[M]ore than just a biography of Jerome and Robert, for it examines the history of the Rodale brand.- The Organic Grower
Despite the growth of environmental history, first-rate studies of environmental capitalism remain relatively few. Andrew N. Case provides a significant addition to this literature... Case’s refusal to neither lionize nor demonize marketplace environmentalism is refreshing and provides a model for future scholars to emulate in exploring the complex intersections between environmentalism and capitalism.- Journal of American History
...Case’s book is an exercise in wider social history. It analyses the way in which ‘marketplace environmentalism’ reflected changes in American cultural life and shopping habits.- Agricultural History Review

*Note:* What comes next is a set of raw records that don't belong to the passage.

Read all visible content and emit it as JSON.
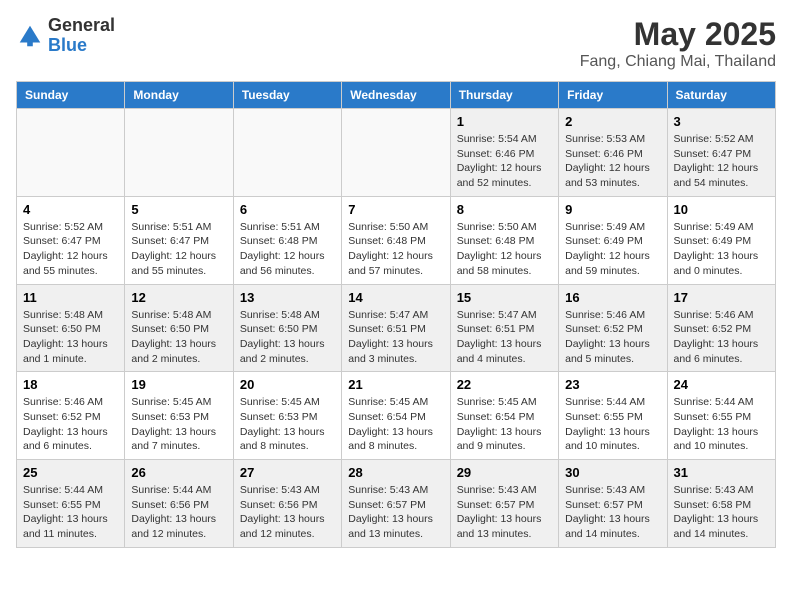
{
  "header": {
    "logo_general": "General",
    "logo_blue": "Blue",
    "month_title": "May 2025",
    "location": "Fang, Chiang Mai, Thailand"
  },
  "weekdays": [
    "Sunday",
    "Monday",
    "Tuesday",
    "Wednesday",
    "Thursday",
    "Friday",
    "Saturday"
  ],
  "weeks": [
    [
      {
        "day": "",
        "info": ""
      },
      {
        "day": "",
        "info": ""
      },
      {
        "day": "",
        "info": ""
      },
      {
        "day": "",
        "info": ""
      },
      {
        "day": "1",
        "info": "Sunrise: 5:54 AM\nSunset: 6:46 PM\nDaylight: 12 hours\nand 52 minutes."
      },
      {
        "day": "2",
        "info": "Sunrise: 5:53 AM\nSunset: 6:46 PM\nDaylight: 12 hours\nand 53 minutes."
      },
      {
        "day": "3",
        "info": "Sunrise: 5:52 AM\nSunset: 6:47 PM\nDaylight: 12 hours\nand 54 minutes."
      }
    ],
    [
      {
        "day": "4",
        "info": "Sunrise: 5:52 AM\nSunset: 6:47 PM\nDaylight: 12 hours\nand 55 minutes."
      },
      {
        "day": "5",
        "info": "Sunrise: 5:51 AM\nSunset: 6:47 PM\nDaylight: 12 hours\nand 55 minutes."
      },
      {
        "day": "6",
        "info": "Sunrise: 5:51 AM\nSunset: 6:48 PM\nDaylight: 12 hours\nand 56 minutes."
      },
      {
        "day": "7",
        "info": "Sunrise: 5:50 AM\nSunset: 6:48 PM\nDaylight: 12 hours\nand 57 minutes."
      },
      {
        "day": "8",
        "info": "Sunrise: 5:50 AM\nSunset: 6:48 PM\nDaylight: 12 hours\nand 58 minutes."
      },
      {
        "day": "9",
        "info": "Sunrise: 5:49 AM\nSunset: 6:49 PM\nDaylight: 12 hours\nand 59 minutes."
      },
      {
        "day": "10",
        "info": "Sunrise: 5:49 AM\nSunset: 6:49 PM\nDaylight: 13 hours\nand 0 minutes."
      }
    ],
    [
      {
        "day": "11",
        "info": "Sunrise: 5:48 AM\nSunset: 6:50 PM\nDaylight: 13 hours\nand 1 minute."
      },
      {
        "day": "12",
        "info": "Sunrise: 5:48 AM\nSunset: 6:50 PM\nDaylight: 13 hours\nand 2 minutes."
      },
      {
        "day": "13",
        "info": "Sunrise: 5:48 AM\nSunset: 6:50 PM\nDaylight: 13 hours\nand 2 minutes."
      },
      {
        "day": "14",
        "info": "Sunrise: 5:47 AM\nSunset: 6:51 PM\nDaylight: 13 hours\nand 3 minutes."
      },
      {
        "day": "15",
        "info": "Sunrise: 5:47 AM\nSunset: 6:51 PM\nDaylight: 13 hours\nand 4 minutes."
      },
      {
        "day": "16",
        "info": "Sunrise: 5:46 AM\nSunset: 6:52 PM\nDaylight: 13 hours\nand 5 minutes."
      },
      {
        "day": "17",
        "info": "Sunrise: 5:46 AM\nSunset: 6:52 PM\nDaylight: 13 hours\nand 6 minutes."
      }
    ],
    [
      {
        "day": "18",
        "info": "Sunrise: 5:46 AM\nSunset: 6:52 PM\nDaylight: 13 hours\nand 6 minutes."
      },
      {
        "day": "19",
        "info": "Sunrise: 5:45 AM\nSunset: 6:53 PM\nDaylight: 13 hours\nand 7 minutes."
      },
      {
        "day": "20",
        "info": "Sunrise: 5:45 AM\nSunset: 6:53 PM\nDaylight: 13 hours\nand 8 minutes."
      },
      {
        "day": "21",
        "info": "Sunrise: 5:45 AM\nSunset: 6:54 PM\nDaylight: 13 hours\nand 8 minutes."
      },
      {
        "day": "22",
        "info": "Sunrise: 5:45 AM\nSunset: 6:54 PM\nDaylight: 13 hours\nand 9 minutes."
      },
      {
        "day": "23",
        "info": "Sunrise: 5:44 AM\nSunset: 6:55 PM\nDaylight: 13 hours\nand 10 minutes."
      },
      {
        "day": "24",
        "info": "Sunrise: 5:44 AM\nSunset: 6:55 PM\nDaylight: 13 hours\nand 10 minutes."
      }
    ],
    [
      {
        "day": "25",
        "info": "Sunrise: 5:44 AM\nSunset: 6:55 PM\nDaylight: 13 hours\nand 11 minutes."
      },
      {
        "day": "26",
        "info": "Sunrise: 5:44 AM\nSunset: 6:56 PM\nDaylight: 13 hours\nand 12 minutes."
      },
      {
        "day": "27",
        "info": "Sunrise: 5:43 AM\nSunset: 6:56 PM\nDaylight: 13 hours\nand 12 minutes."
      },
      {
        "day": "28",
        "info": "Sunrise: 5:43 AM\nSunset: 6:57 PM\nDaylight: 13 hours\nand 13 minutes."
      },
      {
        "day": "29",
        "info": "Sunrise: 5:43 AM\nSunset: 6:57 PM\nDaylight: 13 hours\nand 13 minutes."
      },
      {
        "day": "30",
        "info": "Sunrise: 5:43 AM\nSunset: 6:57 PM\nDaylight: 13 hours\nand 14 minutes."
      },
      {
        "day": "31",
        "info": "Sunrise: 5:43 AM\nSunset: 6:58 PM\nDaylight: 13 hours\nand 14 minutes."
      }
    ]
  ]
}
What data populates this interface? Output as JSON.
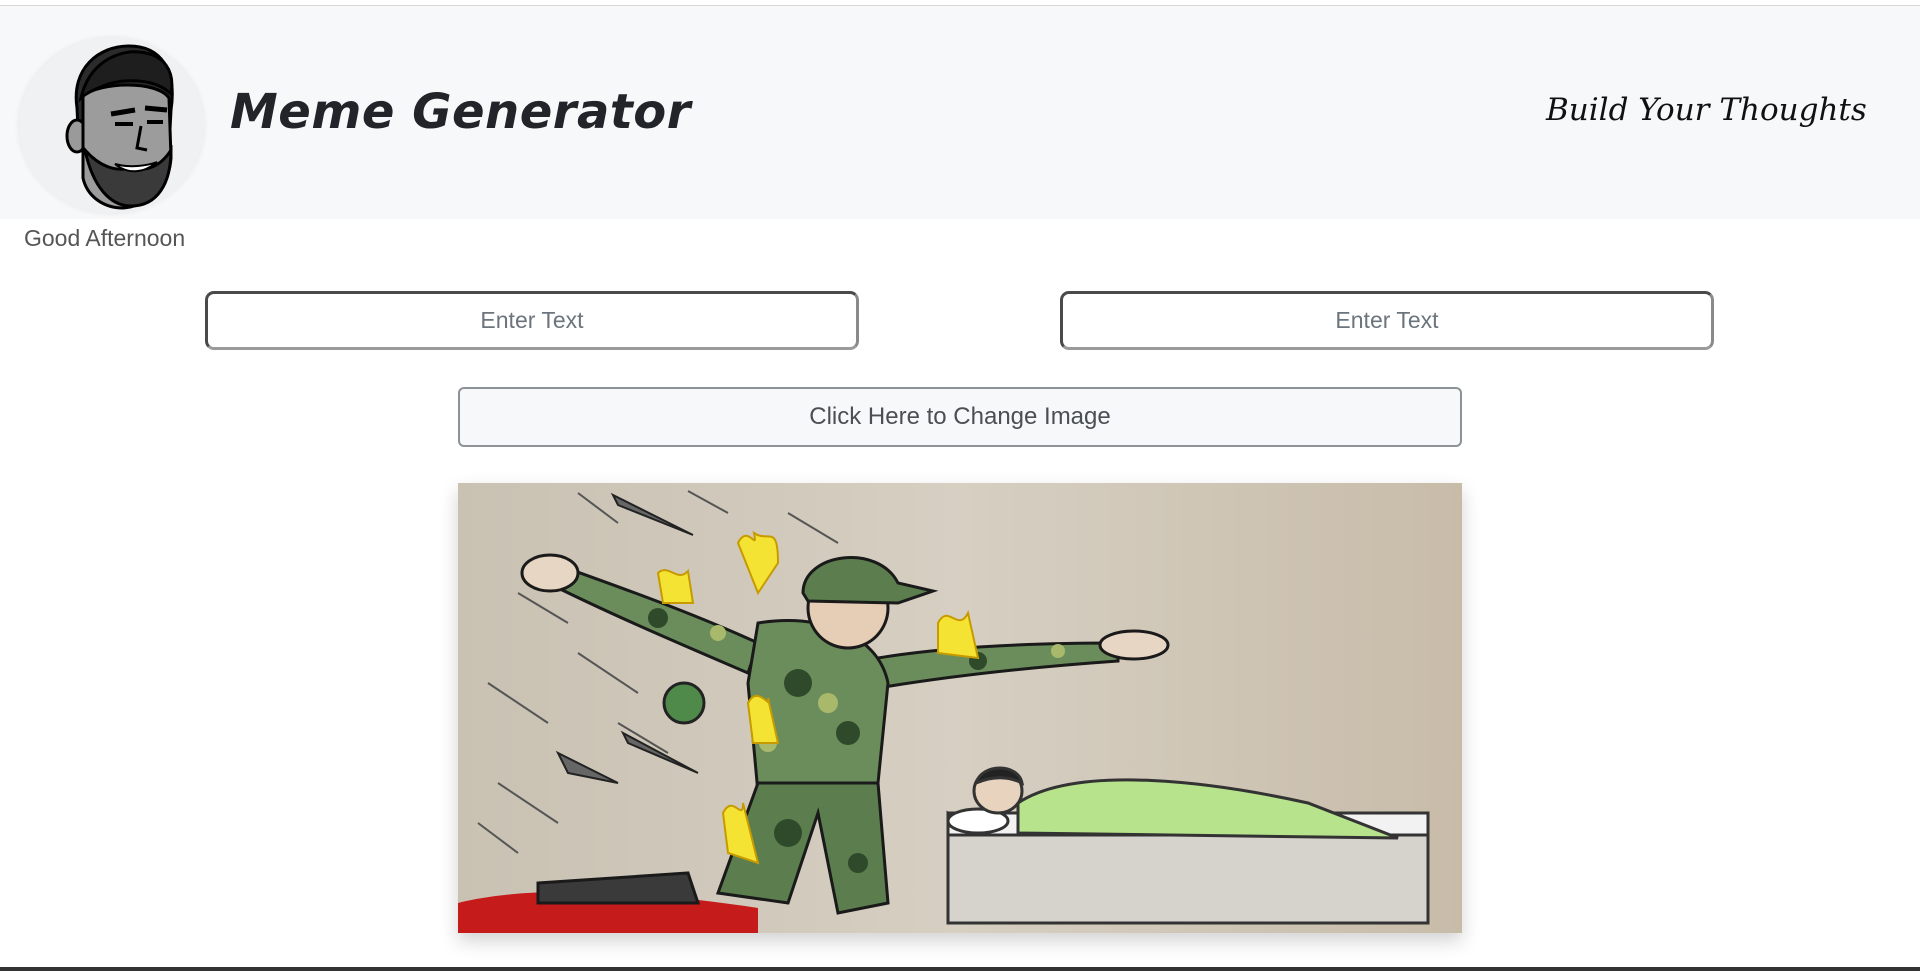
{
  "header": {
    "title": "Meme Generator",
    "tagline": "Build Your Thoughts",
    "avatar_icon": "bearded-man-avatar-icon"
  },
  "greeting": "Good Afternoon",
  "inputs": {
    "top": {
      "placeholder": "Enter Text",
      "value": ""
    },
    "bottom": {
      "placeholder": "Enter Text",
      "value": ""
    }
  },
  "change_image_button": {
    "label": "Click Here to Change Image"
  },
  "meme_image": {
    "icon": "soldier-protecting-sleeping-child-image"
  },
  "colors": {
    "header_bg": "#f7f8f9",
    "title": "#212529",
    "button_bg": "#f7f8f9",
    "button_border": "#8d9296"
  }
}
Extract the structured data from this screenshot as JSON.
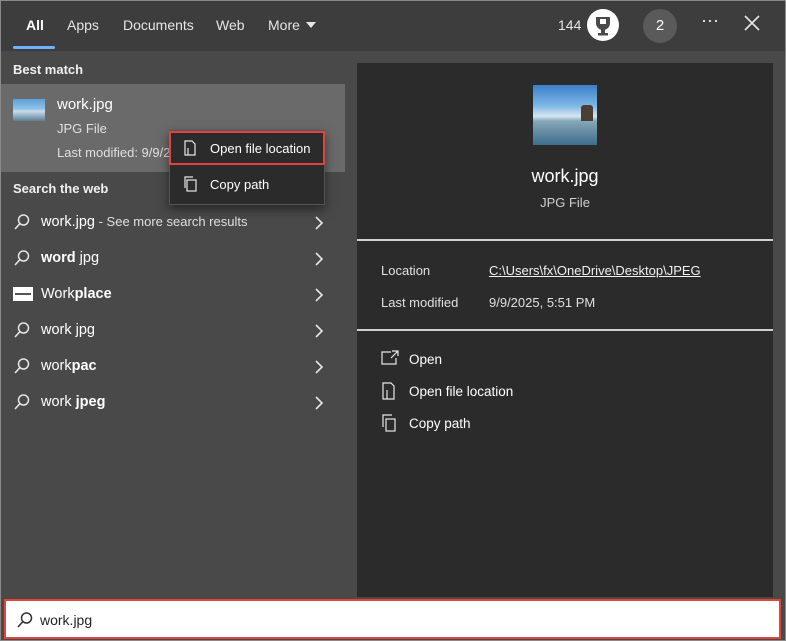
{
  "tabs": [
    {
      "label": "All"
    },
    {
      "label": "Apps"
    },
    {
      "label": "Documents"
    },
    {
      "label": "Web"
    },
    {
      "label": "More"
    }
  ],
  "header": {
    "points": "144",
    "avatar_initial": "2",
    "more_options": "⋯"
  },
  "left": {
    "best_match_title": "Best match",
    "best_match": {
      "name": "work.jpg",
      "type": "JPG File",
      "modified": "Last modified: 9/9/2"
    },
    "web_title": "Search the web",
    "web_results": [
      {
        "text": "work.jpg",
        "suffix": " - See more search results"
      },
      {
        "normal": "",
        "bold": "word",
        "tail": " jpg"
      },
      {
        "normal": "Work",
        "bold": "place",
        "tail": ""
      },
      {
        "normal": "work jpg",
        "bold": "",
        "tail": ""
      },
      {
        "normal": "work",
        "bold": "pac",
        "tail": ""
      },
      {
        "normal": "work ",
        "bold": "jpeg",
        "tail": ""
      }
    ]
  },
  "context_menu": {
    "items": [
      {
        "label": "Open file location",
        "icon": "folder-location-icon"
      },
      {
        "label": "Copy path",
        "icon": "copy-icon"
      }
    ]
  },
  "preview": {
    "name": "work.jpg",
    "type": "JPG File",
    "location_label": "Location",
    "location_value": "C:\\Users\\fx\\OneDrive\\Desktop\\JPEG",
    "modified_label": "Last modified",
    "modified_value": "9/9/2025, 5:51 PM",
    "actions": [
      {
        "label": "Open",
        "icon": "open-icon"
      },
      {
        "label": "Open file location",
        "icon": "folder-location-icon"
      },
      {
        "label": "Copy path",
        "icon": "copy-icon"
      }
    ]
  },
  "search": {
    "value": "work.jpg"
  },
  "colors": {
    "accent": "#6fb2ff",
    "highlight_outline": "#e0443a"
  }
}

The Organic Profit aptly shows the complexities and the historicity of such concepts as "organic," "natural lifestyles," and "marketplace environmentalism." It is a must-read for those who want a deeper understanding of the history and tensions underlying green consumerism.- H-Net Reviews
The Organic Profit makes a significant contribution to the growing literature on environmental thinkers outside the wilderness preservation and resource conservation wings of the American environmental movement.- Andrew G. Kirk, author of Counterculture Green: The Whole Earth Catalog and American Environmentalism
The Organic Profit is a provocative history. J. I. Rodale and his son Robert built a successful business by promoting what they considered a healthier, more sustainable lifestyle, and Andrew Case shows that their efforts raise important questions about the market as a driver of environmental reform.- Adam Rome, author of The Genius of Earth Day: How a 1970 Teach-In Unexpectedly Made the First Green Generation
The Organic Profit is a great read for anyone interested in knowing how the Rodales and Prevention Magazine helped bring organic foods from cult to mainstream and from pesticide-free produce to environmentally conscious lifestyles. This is biography, social history, and contemporary politics, all viewed through the lens of the fastest growing segment of the US food system.- Marion Nestle, author of What to Eat
This book deserves a wide readership for its nuanced discussion on the evolving tensions between environmentalism and capitalism. Excellent historical scholarship and compelling contemporary relevance.- Geoffrey Jones, Isidor Straus Professor of Business History, Harvard Business School